----- DATA FOR ANALYSIS

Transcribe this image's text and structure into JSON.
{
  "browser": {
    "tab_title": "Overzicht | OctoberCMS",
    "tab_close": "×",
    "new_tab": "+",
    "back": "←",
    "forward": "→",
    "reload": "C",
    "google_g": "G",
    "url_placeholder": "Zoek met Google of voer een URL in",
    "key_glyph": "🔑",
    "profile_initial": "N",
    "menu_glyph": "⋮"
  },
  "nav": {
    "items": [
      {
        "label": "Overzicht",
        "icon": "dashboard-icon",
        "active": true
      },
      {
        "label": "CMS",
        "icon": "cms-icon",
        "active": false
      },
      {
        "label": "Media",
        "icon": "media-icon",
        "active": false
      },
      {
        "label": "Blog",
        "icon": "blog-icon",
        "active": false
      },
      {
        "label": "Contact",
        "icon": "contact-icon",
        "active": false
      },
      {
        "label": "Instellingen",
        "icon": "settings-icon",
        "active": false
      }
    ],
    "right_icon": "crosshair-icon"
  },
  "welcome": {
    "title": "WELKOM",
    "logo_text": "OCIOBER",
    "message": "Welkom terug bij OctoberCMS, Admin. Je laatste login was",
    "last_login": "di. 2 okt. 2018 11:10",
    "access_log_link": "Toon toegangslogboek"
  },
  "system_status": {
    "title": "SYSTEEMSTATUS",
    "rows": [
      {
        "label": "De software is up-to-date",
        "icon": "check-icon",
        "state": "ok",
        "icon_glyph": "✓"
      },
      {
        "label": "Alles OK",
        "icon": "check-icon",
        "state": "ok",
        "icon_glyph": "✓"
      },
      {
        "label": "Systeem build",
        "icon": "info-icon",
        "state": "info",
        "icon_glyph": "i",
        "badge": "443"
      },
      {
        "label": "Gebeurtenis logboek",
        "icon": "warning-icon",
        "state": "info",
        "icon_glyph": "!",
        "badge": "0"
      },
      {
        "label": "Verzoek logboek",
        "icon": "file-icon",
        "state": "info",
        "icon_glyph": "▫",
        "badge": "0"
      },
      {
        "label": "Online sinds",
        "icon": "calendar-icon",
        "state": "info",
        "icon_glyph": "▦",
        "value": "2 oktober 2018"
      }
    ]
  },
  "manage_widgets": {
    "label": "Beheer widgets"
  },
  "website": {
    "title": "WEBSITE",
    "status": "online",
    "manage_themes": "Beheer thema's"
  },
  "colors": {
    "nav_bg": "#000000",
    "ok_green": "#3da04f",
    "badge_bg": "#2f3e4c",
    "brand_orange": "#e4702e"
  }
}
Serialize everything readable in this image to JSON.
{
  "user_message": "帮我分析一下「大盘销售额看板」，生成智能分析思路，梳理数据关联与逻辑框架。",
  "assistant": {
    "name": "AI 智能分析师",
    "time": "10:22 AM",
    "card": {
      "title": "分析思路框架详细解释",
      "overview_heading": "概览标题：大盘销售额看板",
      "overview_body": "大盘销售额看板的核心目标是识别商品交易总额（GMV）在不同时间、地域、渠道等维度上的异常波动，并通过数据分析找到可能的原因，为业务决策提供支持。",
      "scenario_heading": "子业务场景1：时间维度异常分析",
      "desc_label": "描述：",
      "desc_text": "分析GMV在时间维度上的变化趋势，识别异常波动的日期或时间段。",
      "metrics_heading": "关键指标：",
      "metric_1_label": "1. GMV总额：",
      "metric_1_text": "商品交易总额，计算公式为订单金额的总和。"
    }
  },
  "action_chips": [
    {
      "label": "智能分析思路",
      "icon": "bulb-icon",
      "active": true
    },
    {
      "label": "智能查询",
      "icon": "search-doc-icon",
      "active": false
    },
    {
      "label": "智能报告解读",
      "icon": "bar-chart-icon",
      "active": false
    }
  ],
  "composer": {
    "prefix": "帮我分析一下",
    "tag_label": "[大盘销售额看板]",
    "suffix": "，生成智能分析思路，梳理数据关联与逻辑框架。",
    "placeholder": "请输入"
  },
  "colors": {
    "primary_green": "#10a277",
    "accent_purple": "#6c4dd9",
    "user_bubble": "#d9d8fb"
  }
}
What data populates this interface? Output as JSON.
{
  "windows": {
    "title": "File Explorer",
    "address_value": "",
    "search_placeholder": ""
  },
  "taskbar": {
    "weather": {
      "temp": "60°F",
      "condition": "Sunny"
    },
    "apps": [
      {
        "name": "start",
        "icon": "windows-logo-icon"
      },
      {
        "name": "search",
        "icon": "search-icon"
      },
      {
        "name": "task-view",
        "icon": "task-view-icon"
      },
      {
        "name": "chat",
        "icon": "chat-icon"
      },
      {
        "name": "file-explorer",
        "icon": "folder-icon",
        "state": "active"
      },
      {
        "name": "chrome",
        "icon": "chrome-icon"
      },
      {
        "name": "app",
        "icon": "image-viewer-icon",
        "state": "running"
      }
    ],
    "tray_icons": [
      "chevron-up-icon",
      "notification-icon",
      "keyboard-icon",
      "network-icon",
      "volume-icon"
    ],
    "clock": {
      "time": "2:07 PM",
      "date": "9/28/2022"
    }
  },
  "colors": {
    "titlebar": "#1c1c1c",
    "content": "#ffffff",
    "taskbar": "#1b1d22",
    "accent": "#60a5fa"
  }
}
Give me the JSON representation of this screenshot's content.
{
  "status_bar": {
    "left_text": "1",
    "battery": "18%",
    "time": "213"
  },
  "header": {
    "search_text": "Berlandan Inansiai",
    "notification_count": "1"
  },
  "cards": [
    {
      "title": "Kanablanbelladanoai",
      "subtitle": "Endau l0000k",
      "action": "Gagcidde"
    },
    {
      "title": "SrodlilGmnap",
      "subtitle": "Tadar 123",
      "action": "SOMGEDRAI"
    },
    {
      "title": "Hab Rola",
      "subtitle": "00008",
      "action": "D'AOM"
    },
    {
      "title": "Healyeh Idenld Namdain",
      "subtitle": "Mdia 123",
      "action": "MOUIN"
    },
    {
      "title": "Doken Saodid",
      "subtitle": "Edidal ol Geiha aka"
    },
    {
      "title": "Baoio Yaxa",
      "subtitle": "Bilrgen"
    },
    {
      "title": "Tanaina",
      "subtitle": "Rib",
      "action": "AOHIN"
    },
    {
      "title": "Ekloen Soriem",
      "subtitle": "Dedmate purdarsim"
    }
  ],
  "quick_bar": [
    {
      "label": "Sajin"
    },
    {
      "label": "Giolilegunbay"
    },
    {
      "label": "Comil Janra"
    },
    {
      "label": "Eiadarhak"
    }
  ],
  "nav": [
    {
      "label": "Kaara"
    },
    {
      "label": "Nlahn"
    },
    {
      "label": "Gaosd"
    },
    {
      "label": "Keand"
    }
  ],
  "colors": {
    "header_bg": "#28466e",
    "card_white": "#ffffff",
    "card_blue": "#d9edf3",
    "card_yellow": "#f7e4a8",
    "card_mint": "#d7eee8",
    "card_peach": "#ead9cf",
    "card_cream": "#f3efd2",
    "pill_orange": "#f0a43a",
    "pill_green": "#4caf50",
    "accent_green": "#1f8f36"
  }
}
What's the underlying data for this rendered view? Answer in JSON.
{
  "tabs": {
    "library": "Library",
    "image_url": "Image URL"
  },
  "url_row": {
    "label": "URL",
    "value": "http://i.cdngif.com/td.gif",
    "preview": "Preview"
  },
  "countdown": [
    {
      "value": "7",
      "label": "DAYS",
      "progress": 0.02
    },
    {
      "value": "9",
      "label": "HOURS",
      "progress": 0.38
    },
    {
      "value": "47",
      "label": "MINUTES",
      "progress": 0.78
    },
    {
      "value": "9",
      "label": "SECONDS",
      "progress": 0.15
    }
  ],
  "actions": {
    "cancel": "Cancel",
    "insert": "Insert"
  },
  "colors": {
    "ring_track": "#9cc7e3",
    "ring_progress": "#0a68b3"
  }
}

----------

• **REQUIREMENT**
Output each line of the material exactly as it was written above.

• **OUTPUT**
Transcribe this image's text and structure into JSON.
{
  "browser": {
    "tab_title": "Overzicht | OctoberCMS",
    "tab_close": "×",
    "new_tab": "+",
    "back": "←",
    "forward": "→",
    "reload": "C",
    "google_g": "G",
    "url_placeholder": "Zoek met Google of voer een URL in",
    "key_glyph": "🔑",
    "profile_initial": "N",
    "menu_glyph": "⋮"
  },
  "nav": {
    "items": [
      {
        "label": "Overzicht",
        "icon": "dashboard-icon",
        "active": true
      },
      {
        "label": "CMS",
        "icon": "cms-icon",
        "active": false
      },
      {
        "label": "Media",
        "icon": "media-icon",
        "active": false
      },
      {
        "label": "Blog",
        "icon": "blog-icon",
        "active": false
      },
      {
        "label": "Contact",
        "icon": "contact-icon",
        "active": false
      },
      {
        "label": "Instellingen",
        "icon": "settings-icon",
        "active": false
      }
    ],
    "right_icon": "crosshair-icon"
  },
  "welcome": {
    "title": "WELKOM",
    "logo_text": "OCIOBER",
    "message": "Welkom terug bij OctoberCMS, Admin. Je laatste login was",
    "last_login": "di. 2 okt. 2018 11:10",
    "access_log_link": "Toon toegangslogboek"
  },
  "system_status": {
    "title": "SYSTEEMSTATUS",
    "rows": [
      {
        "label": "De software is up-to-date",
        "icon": "check-icon",
        "state": "ok",
        "icon_glyph": "✓"
      },
      {
        "label": "Alles OK",
        "icon": "check-icon",
        "state": "ok",
        "icon_glyph": "✓"
      },
      {
        "label": "Systeem build",
        "icon": "info-icon",
        "state": "info",
        "icon_glyph": "i",
        "badge": "443"
      },
      {
        "label": "Gebeurtenis logboek",
        "icon": "warning-icon",
        "state": "info",
        "icon_glyph": "!",
        "badge": "0"
      },
      {
        "label": "Verzoek logboek",
        "icon": "file-icon",
        "state": "info",
        "icon_glyph": "▫",
        "badge": "0"
      },
      {
        "label": "Online sinds",
        "icon": "calendar-icon",
        "state": "info",
        "icon_glyph": "▦",
        "value": "2 oktober 2018"
      }
    ]
  },
  "manage_widgets": {
    "label": "Beheer widgets"
  },
  "website": {
    "title": "WEBSITE",
    "status": "online",
    "manage_themes": "Beheer thema's"
  },
  "colors": {
    "nav_bg": "#000000",
    "ok_green": "#3da04f",
    "badge_bg": "#2f3e4c",
    "brand_orange": "#e4702e"
  }
}
Serialize everything readable in this image to JSON.
{
  "user_message": "帮我分析一下「大盘销售额看板」，生成智能分析思路，梳理数据关联与逻辑框架。",
  "assistant": {
    "name": "AI 智能分析师",
    "time": "10:22 AM",
    "card": {
      "title": "分析思路框架详细解释",
      "overview_heading": "概览标题：大盘销售额看板",
      "overview_body": "大盘销售额看板的核心目标是识别商品交易总额（GMV）在不同时间、地域、渠道等维度上的异常波动，并通过数据分析找到可能的原因，为业务决策提供支持。",
      "scenario_heading": "子业务场景1：时间维度异常分析",
      "desc_label": "描述：",
      "desc_text": "分析GMV在时间维度上的变化趋势，识别异常波动的日期或时间段。",
      "metrics_heading": "关键指标：",
      "metric_1_label": "1. GMV总额：",
      "metric_1_text": "商品交易总额，计算公式为订单金额的总和。"
    }
  },
  "action_chips": [
    {
      "label": "智能分析思路",
      "icon": "bulb-icon",
      "active": true
    },
    {
      "label": "智能查询",
      "icon": "search-doc-icon",
      "active": false
    },
    {
      "label": "智能报告解读",
      "icon": "bar-chart-icon",
      "active": false
    }
  ],
  "composer": {
    "prefix": "帮我分析一下",
    "tag_label": "[大盘销售额看板]",
    "suffix": "，生成智能分析思路，梳理数据关联与逻辑框架。",
    "placeholder": "请输入"
  },
  "colors": {
    "primary_green": "#10a277",
    "accent_purple": "#6c4dd9",
    "user_bubble": "#d9d8fb"
  }
}
What data populates this interface? Output as JSON.
{
  "windows": {
    "title": "File Explorer",
    "address_value": "",
    "search_placeholder": ""
  },
  "taskbar": {
    "weather": {
      "temp": "60°F",
      "condition": "Sunny"
    },
    "apps": [
      {
        "name": "start",
        "icon": "windows-logo-icon"
      },
      {
        "name": "search",
        "icon": "search-icon"
      },
      {
        "name": "task-view",
        "icon": "task-view-icon"
      },
      {
        "name": "chat",
        "icon": "chat-icon"
      },
      {
        "name": "file-explorer",
        "icon": "folder-icon",
        "state": "active"
      },
      {
        "name": "chrome",
        "icon": "chrome-icon"
      },
      {
        "name": "app",
        "icon": "image-viewer-icon",
        "state": "running"
      }
    ],
    "tray_icons": [
      "chevron-up-icon",
      "notification-icon",
      "keyboard-icon",
      "network-icon",
      "volume-icon"
    ],
    "clock": {
      "time": "2:07 PM",
      "date": "9/28/2022"
    }
  },
  "colors": {
    "titlebar": "#1c1c1c",
    "content": "#ffffff",
    "taskbar": "#1b1d22",
    "accent": "#60a5fa"
  }
}
Give me the JSON representation of this screenshot's content.
{
  "status_bar": {
    "left_text": "1",
    "battery": "18%",
    "time": "213"
  },
  "header": {
    "search_text": "Berlandan Inansiai",
    "notification_count": "1"
  },
  "cards": [
    {
      "title": "Kanablanbelladanoai",
      "subtitle": "Endau l0000k",
      "action": "Gagcidde"
    },
    {
      "title": "SrodlilGmnap",
      "subtitle": "Tadar 123",
      "action": "SOMGEDRAI"
    },
    {
      "title": "Hab Rola",
      "subtitle": "00008",
      "action": "D'AOM"
    },
    {
      "title": "Healyeh Idenld Namdain",
      "subtitle": "Mdia 123",
      "action": "MOUIN"
    },
    {
      "title": "Doken Saodid",
      "subtitle": "Edidal ol Geiha aka"
    },
    {
      "title": "Baoio Yaxa",
      "subtitle": "Bilrgen"
    },
    {
      "title": "Tanaina",
      "subtitle": "Rib",
      "action": "AOHIN"
    },
    {
      "title": "Ekloen Soriem",
      "subtitle": "Dedmate purdarsim"
    }
  ],
  "quick_bar": [
    {
      "label": "Sajin"
    },
    {
      "label": "Giolilegunbay"
    },
    {
      "label": "Comil Janra"
    },
    {
      "label": "Eiadarhak"
    }
  ],
  "nav": [
    {
      "label": "Kaara"
    },
    {
      "label": "Nlahn"
    },
    {
      "label": "Gaosd"
    },
    {
      "label": "Keand"
    }
  ],
  "colors": {
    "header_bg": "#28466e",
    "card_white": "#ffffff",
    "card_blue": "#d9edf3",
    "card_yellow": "#f7e4a8",
    "card_mint": "#d7eee8",
    "card_peach": "#ead9cf",
    "card_cream": "#f3efd2",
    "pill_orange": "#f0a43a",
    "pill_green": "#4caf50",
    "accent_green": "#1f8f36"
  }
}
What's the underlying data for this rendered view? Answer in JSON.
{
  "tabs": {
    "library": "Library",
    "image_url": "Image URL"
  },
  "url_row": {
    "label": "URL",
    "value": "http://i.cdngif.com/td.gif",
    "preview": "Preview"
  },
  "countdown": [
    {
      "value": "7",
      "label": "DAYS",
      "progress": 0.02
    },
    {
      "value": "9",
      "label": "HOURS",
      "progress": 0.38
    },
    {
      "value": "47",
      "label": "MINUTES",
      "progress": 0.78
    },
    {
      "value": "9",
      "label": "SECONDS",
      "progress": 0.15
    }
  ],
  "actions": {
    "cancel": "Cancel",
    "insert": "Insert"
  },
  "colors": {
    "ring_track": "#9cc7e3",
    "ring_progress": "#0a68b3"
  }
}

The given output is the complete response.